As an aside, I should add that exposés, investigative journalism, memoirs, nonfiction news coverage, documentaries and other forms of nonfiction are all absolutely necessary and important. They are not, however, imaginative art in the sense I am speaking. Autobiography and documentaries do — and should — hold a mirror up to life. Imaginative art is not, and should not be, autobiography. If the work reflects accurately, there is nothing imagined.
Bly says one way the artist can create imaginative works which, while acknowledging the evil and ugliness in the world, present stories which are not ugly at heart is for the work to be imbued with values and morals: If the artist comes to the work with a sense of values and right and wrong, the work will have meaning beyond presenting what is merely ugly or evil.

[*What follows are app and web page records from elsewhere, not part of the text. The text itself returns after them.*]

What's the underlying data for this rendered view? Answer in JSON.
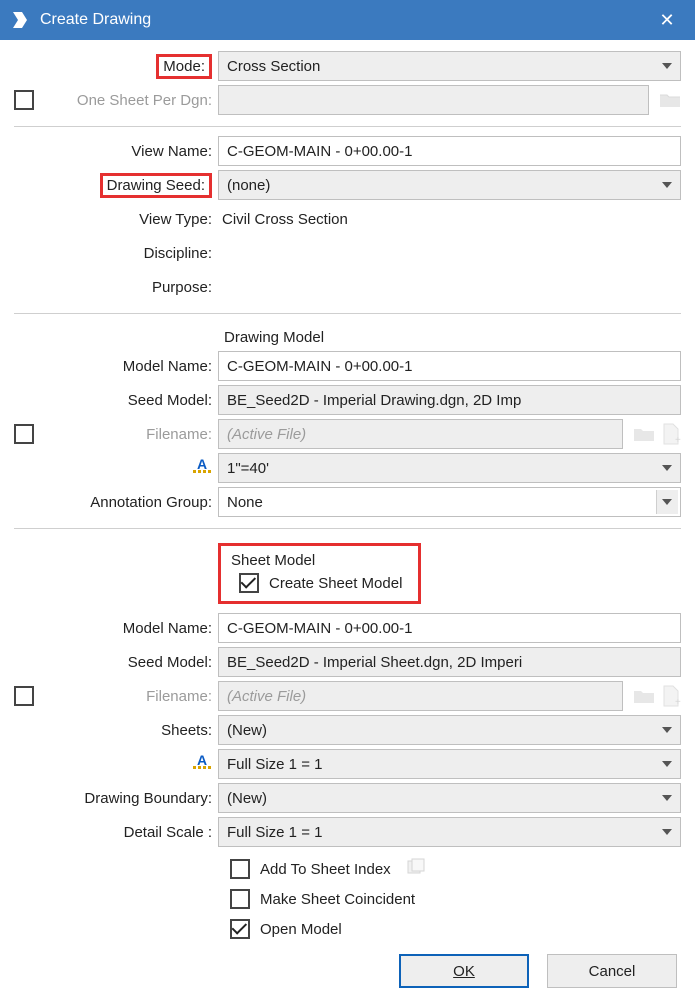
{
  "window": {
    "title": "Create Drawing"
  },
  "mode": {
    "label": "Mode:",
    "value": "Cross Section"
  },
  "oneSheet": {
    "label": "One Sheet Per Dgn:",
    "value": ""
  },
  "viewName": {
    "label": "View Name:",
    "value": "C-GEOM-MAIN - 0+00.00-1"
  },
  "drawingSeed": {
    "label": "Drawing Seed:",
    "value": "(none)"
  },
  "viewType": {
    "label": "View Type:",
    "value": "Civil Cross Section"
  },
  "discipline": {
    "label": "Discipline:",
    "value": ""
  },
  "purpose": {
    "label": "Purpose:",
    "value": ""
  },
  "drawingModel": {
    "header": "Drawing Model",
    "modelName": {
      "label": "Model Name:",
      "value": "C-GEOM-MAIN - 0+00.00-1"
    },
    "seedModel": {
      "label": "Seed Model:",
      "value": "BE_Seed2D - Imperial Drawing.dgn, 2D Imp"
    },
    "filename": {
      "label": "Filename:",
      "value": "(Active File)"
    },
    "scale": {
      "value": "1\"=40'"
    },
    "annotationGroup": {
      "label": "Annotation Group:",
      "value": "None"
    }
  },
  "sheetModel": {
    "header": "Sheet Model",
    "createLabel": "Create Sheet Model",
    "modelName": {
      "label": "Model Name:",
      "value": "C-GEOM-MAIN - 0+00.00-1"
    },
    "seedModel": {
      "label": "Seed Model:",
      "value": "BE_Seed2D - Imperial Sheet.dgn, 2D Imperi"
    },
    "filename": {
      "label": "Filename:",
      "value": "(Active File)"
    },
    "sheets": {
      "label": "Sheets:",
      "value": "(New)"
    },
    "scale": {
      "value": "Full Size 1 = 1"
    },
    "drawingBoundary": {
      "label": "Drawing Boundary:",
      "value": "(New)"
    },
    "detailScale": {
      "label": "Detail Scale :",
      "value": "Full Size 1 = 1"
    }
  },
  "options": {
    "addToSheetIndex": "Add To Sheet Index",
    "makeSheetCoincident": "Make Sheet Coincident",
    "openModel": "Open Model"
  },
  "buttons": {
    "ok": "OK",
    "cancel": "Cancel"
  },
  "colors": {
    "highlight": "#e52f2f",
    "titlebar": "#3b7abf"
  }
}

Carol Bly goes on to suggest practical advice for writers: Make a listing of your values. Learn to get past your own bitterness and cynicism by understanding that most conflicts are not between good and evil, but are more complex and subtle. Develop your powers of sympathy so you have less disdain for people in general.
At first blush, this seems to be good advice for people in general and writers in particular.
The problem I see with all of this is this isn’t enough. Carol Bly says avoid ugliness by making sure your villains are not pure evil. Let your villains be more multifaceted, as real human beings are more multifaceted. But is a work less ugly if instead of saying, “Ralph is an evil child molester,” the writers spends two hundred pages showing the abuse Ralph himself suffered as a child that turned him into a child abuser? While this may increase our sympathy for Ralph, and prevent Ralph from being a flat, cardboard villain without any real dimension, I don’t believe the work is any less ugly, or rises above exposé.
The business of the psychologist is to explain how and why abusers become abusers. The business of the artist is to imagine beyond what is.
Carol Bly also suggests that people try to be less disdainful and less cynical.
But if the culture is disdainful and cynical, what can the artist do? If the culture is essentially nihilistic, how can it be helpful to tell a person who is a product of the culture to stop being disdainful and cynical?
But once more, this blog post is growing long, so I will leave those questions to the next blog post.